For 27 months, between 1942 and 1944, eleven hundred and two women flew military aircraft as part of the US war effort.
They did not engage in combat, but (mostly) ferried new planes to their destinations – a key role, because planes don’t fly on their own.
The story of the Women Airforce Service Pilots is one of those often overlooked bits of history that are the main reason why I love history.
Now, Sarah Byrn Rickman, probably the foremost expert on WASP history, has published WASP of the Ferry Command, a complete overview of the WASP ferry pilots – based on official reports and documents and, most importantly, on interviews with the surviving members of the unit.
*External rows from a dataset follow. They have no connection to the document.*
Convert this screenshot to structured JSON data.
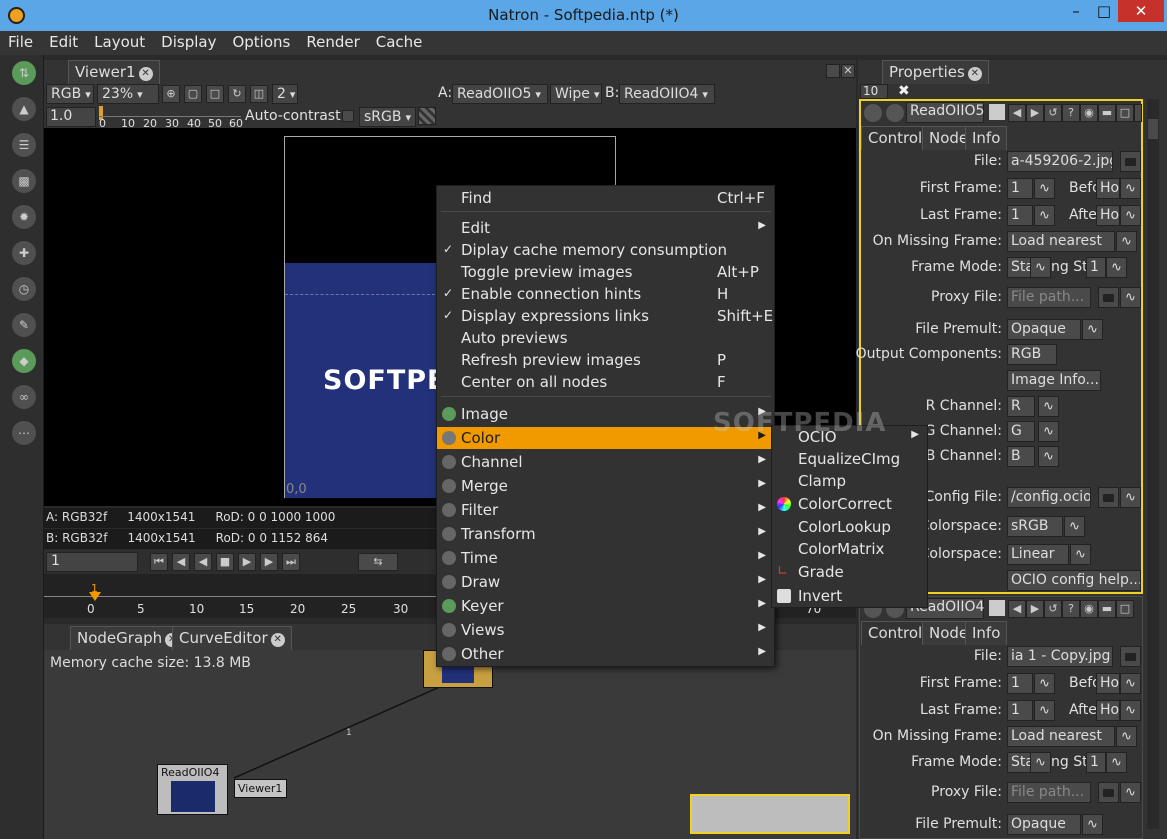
{
  "window": {
    "title": "Natron - Softpedia.ntp (*)",
    "min": "–",
    "max": "□",
    "close": "✕"
  },
  "menubar": [
    "File",
    "Edit",
    "Layout",
    "Display",
    "Options",
    "Render",
    "Cache"
  ],
  "viewer": {
    "tab": "Viewer1",
    "channels": "RGB",
    "zoom": "23%",
    "subsample": "2",
    "input_a_label": "A:",
    "input_a": "ReadOIIO5",
    "wipe": "Wipe",
    "input_b_label": "B:",
    "input_b": "ReadOIIO4",
    "gain": "1.0",
    "ruler": [
      "0",
      "10",
      "20",
      "30",
      "40",
      "50",
      "60"
    ],
    "auto_contrast": "Auto-contrast:",
    "colorspace": "sRGB",
    "origin": "0,0",
    "logo_text": "SOFTPE",
    "info_a": {
      "fmt": "A: RGB32f",
      "res": "1400x1541",
      "rod": "RoD: 0 0 1000 1000"
    },
    "info_b": {
      "fmt": "B: RGB32f",
      "res": "1400x1541",
      "rod": "RoD: 0 0 1152 864"
    },
    "frame": "1",
    "timeline_current": "1",
    "timeline_ticks": [
      "0",
      "5",
      "10",
      "15",
      "20",
      "25",
      "30",
      "70"
    ]
  },
  "nodegraph": {
    "tabs": [
      "NodeGraph",
      "CurveEditor"
    ],
    "memory": "Memory cache size: 13.8 MB",
    "nodes": {
      "read": "ReadOIIO4",
      "viewer": "Viewer1",
      "link_label": "1"
    },
    "thumb_text": "SOFTPEDIA"
  },
  "context_menu": {
    "find": {
      "label": "Find",
      "shortcut": "Ctrl+F"
    },
    "edit": "Edit",
    "options": [
      {
        "label": "Diplay cache memory consumption",
        "checked": true,
        "shortcut": ""
      },
      {
        "label": "Toggle preview images",
        "checked": false,
        "shortcut": "Alt+P"
      },
      {
        "label": "Enable connection hints",
        "checked": true,
        "shortcut": "H"
      },
      {
        "label": "Display expressions links",
        "checked": true,
        "shortcut": "Shift+E"
      },
      {
        "label": "Auto previews",
        "checked": false,
        "shortcut": ""
      },
      {
        "label": "Refresh preview images",
        "checked": false,
        "shortcut": "P"
      },
      {
        "label": "Center on all nodes",
        "checked": false,
        "shortcut": "F"
      }
    ],
    "categories": [
      "Image",
      "Color",
      "Channel",
      "Merge",
      "Filter",
      "Transform",
      "Time",
      "Draw",
      "Keyer",
      "Views",
      "Other"
    ],
    "highlighted": "Color"
  },
  "color_submenu": [
    "OCIO",
    "EqualizeCImg",
    "Clamp",
    "ColorCorrect",
    "ColorLookup",
    "ColorMatrix",
    "Grade",
    "Invert"
  ],
  "properties": {
    "tab": "Properties",
    "max_panels": "10",
    "node1": {
      "name": "ReadOIIO5",
      "tabs": [
        "Controls",
        "Node",
        "Info"
      ],
      "file_label": "File:",
      "file": "a-459206-2.jpg",
      "first_frame_label": "First Frame:",
      "first_frame": "1",
      "before": "Befo",
      "before_val": "Ho",
      "last_frame_label": "Last Frame:",
      "last_frame": "1",
      "after": "Afte",
      "after_val": "Ho",
      "on_missing_label": "On Missing Frame:",
      "on_missing": "Load nearest",
      "frame_mode_label": "Frame Mode:",
      "frame_mode": "Sta",
      "frame_mode_text": "ng Sta",
      "frame_mode_num": "1",
      "proxy_label": "Proxy File:",
      "proxy_placeholder": "File path...",
      "premult_label": "File Premult:",
      "premult": "Opaque",
      "output_label": "Output Components:",
      "output": "RGB",
      "image_info": "Image Info...",
      "r_label": "R Channel:",
      "r": "R",
      "g_label": "G Channel:",
      "g": "G",
      "b_label": "B Channel:",
      "b": "B",
      "config_label": "Config File:",
      "config": "/config.ocio",
      "cs1_label": "Colorspace:",
      "cs1": "sRGB",
      "cs2_label": "Colorspace:",
      "cs2": "Linear",
      "ocio_help": "OCIO config help..."
    },
    "node2": {
      "name": "ReadOIIO4",
      "tabs": [
        "Controls",
        "Node",
        "Info"
      ],
      "file_label": "File:",
      "file": "ia 1 - Copy.jpg",
      "first_frame_label": "First Frame:",
      "first_frame": "1",
      "before": "Befo",
      "before_val": "Ho",
      "last_frame_label": "Last Frame:",
      "last_frame": "1",
      "after": "Afte",
      "after_val": "Ho",
      "on_missing_label": "On Missing Frame:",
      "on_missing": "Load nearest",
      "frame_mode_label": "Frame Mode:",
      "frame_mode": "Sta",
      "frame_mode_text": "ng Sta",
      "frame_mode_num": "1",
      "proxy_label": "Proxy File:",
      "proxy_placeholder": "File path...",
      "premult_label": "File Premult:",
      "premult": "Opaque"
    }
  },
  "watermark": "SOFTPEDIA",
  "colors": {
    "highlight": "#f09a00",
    "titlebar": "#5aa6e6",
    "image_blue": "#22317a",
    "node_selected": "#f0d020"
  }
}
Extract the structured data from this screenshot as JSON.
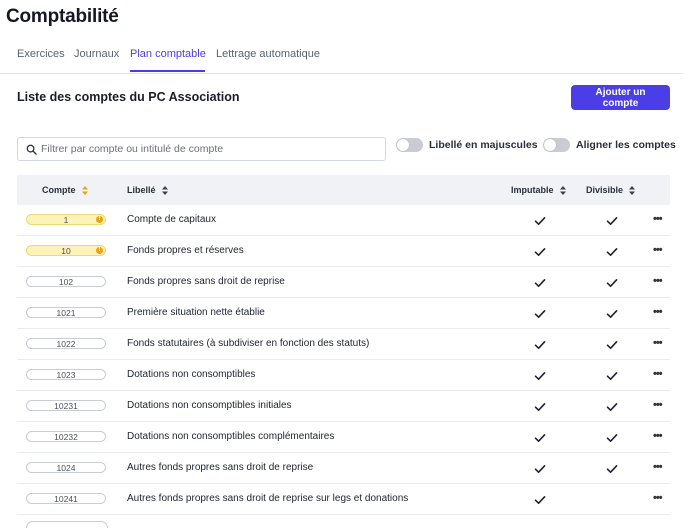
{
  "page": {
    "title": "Comptabilité"
  },
  "tabs": [
    {
      "label": "Exercices",
      "active": false
    },
    {
      "label": "Journaux",
      "active": false
    },
    {
      "label": "Plan comptable",
      "active": true
    },
    {
      "label": "Lettrage automatique",
      "active": false
    }
  ],
  "section": {
    "title": "Liste des comptes du PC Association",
    "add_button": "Ajouter un compte"
  },
  "search": {
    "placeholder": "Filtrer par compte ou intitulé de compte",
    "value": ""
  },
  "toggles": [
    {
      "label": "Libellé en majuscules",
      "on": false
    },
    {
      "label": "Aligner les comptes",
      "on": false
    }
  ],
  "table": {
    "columns": {
      "compte": "Compte",
      "libelle": "Libellé",
      "imputable": "Imputable",
      "divisible": "Divisible"
    },
    "rows": [
      {
        "compte": "1",
        "libelle": "Compte de capitaux",
        "imputable": true,
        "divisible": true,
        "warning": true,
        "warning_symbol": "!"
      },
      {
        "compte": "10",
        "libelle": "Fonds propres et réserves",
        "imputable": true,
        "divisible": true,
        "warning": true,
        "warning_symbol": "!"
      },
      {
        "compte": "102",
        "libelle": "Fonds propres sans droit de reprise",
        "imputable": true,
        "divisible": true,
        "warning": false
      },
      {
        "compte": "1021",
        "libelle": "Première situation nette établie",
        "imputable": true,
        "divisible": true,
        "warning": false
      },
      {
        "compte": "1022",
        "libelle": "Fonds statutaires (à subdiviser en fonction des statuts)",
        "imputable": true,
        "divisible": true,
        "warning": false
      },
      {
        "compte": "1023",
        "libelle": "Dotations non consomptibles",
        "imputable": true,
        "divisible": true,
        "warning": false
      },
      {
        "compte": "10231",
        "libelle": "Dotations non consomptibles initiales",
        "imputable": true,
        "divisible": true,
        "warning": false
      },
      {
        "compte": "10232",
        "libelle": "Dotations non consomptibles complémentaires",
        "imputable": true,
        "divisible": true,
        "warning": false
      },
      {
        "compte": "1024",
        "libelle": "Autres fonds propres sans droit de reprise",
        "imputable": true,
        "divisible": true,
        "warning": false
      },
      {
        "compte": "10241",
        "libelle": "Autres fonds propres sans droit de reprise sur legs et donations",
        "imputable": true,
        "divisible": false,
        "warning": false
      }
    ],
    "more_glyph": "•••"
  },
  "colors": {
    "accent": "#4b3ee6",
    "warning_fill": "#fdf2b8",
    "warning_dot": "#e8a316",
    "header_bg": "#f0f2f6"
  },
  "icons": {
    "search": "search-icon",
    "sort": "sort-icon",
    "check": "check-icon",
    "more": "more-horizontal-icon",
    "warning": "warning-icon"
  }
}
The WASP was created in the aftermath of Pearl Harbor, with the purpose of freeing men from non-combat duties so they could fly in combat. If men were to fly in battle, women would have to cover the non-combat posts.
Far from being glorified taxi drivers, the WASP pilots flew a total of nine million miles in those 27 months – and theirs is a story of adventure and derring-do… with the added bonus of being non fiction.
The cast of characters is absolutely stunning – as the WASP began by enrolling any woman in the US of A holding a flying license… a sure way, in the 1940s, to put together a collection of strong, unconventional, fascinating women.
And indeed, the women of the WASP do remain with the reader once the story is over.
The volume, published by the University of North Texas, gives a vivid portrayal of the women in WASP, following them from training to the disbanding of thegroup.
The author also focuses on the two leaders and “souls” of the structure, Jacqueline Cochran and Nancy Love, whose diverging views on the evolution of the service – and its eventual militarization – brought the WASP to an end in 1944.
Highly recommended for history buffs, adventure aficionados, and anyone willing to spend a few hours with some extraordinary real women.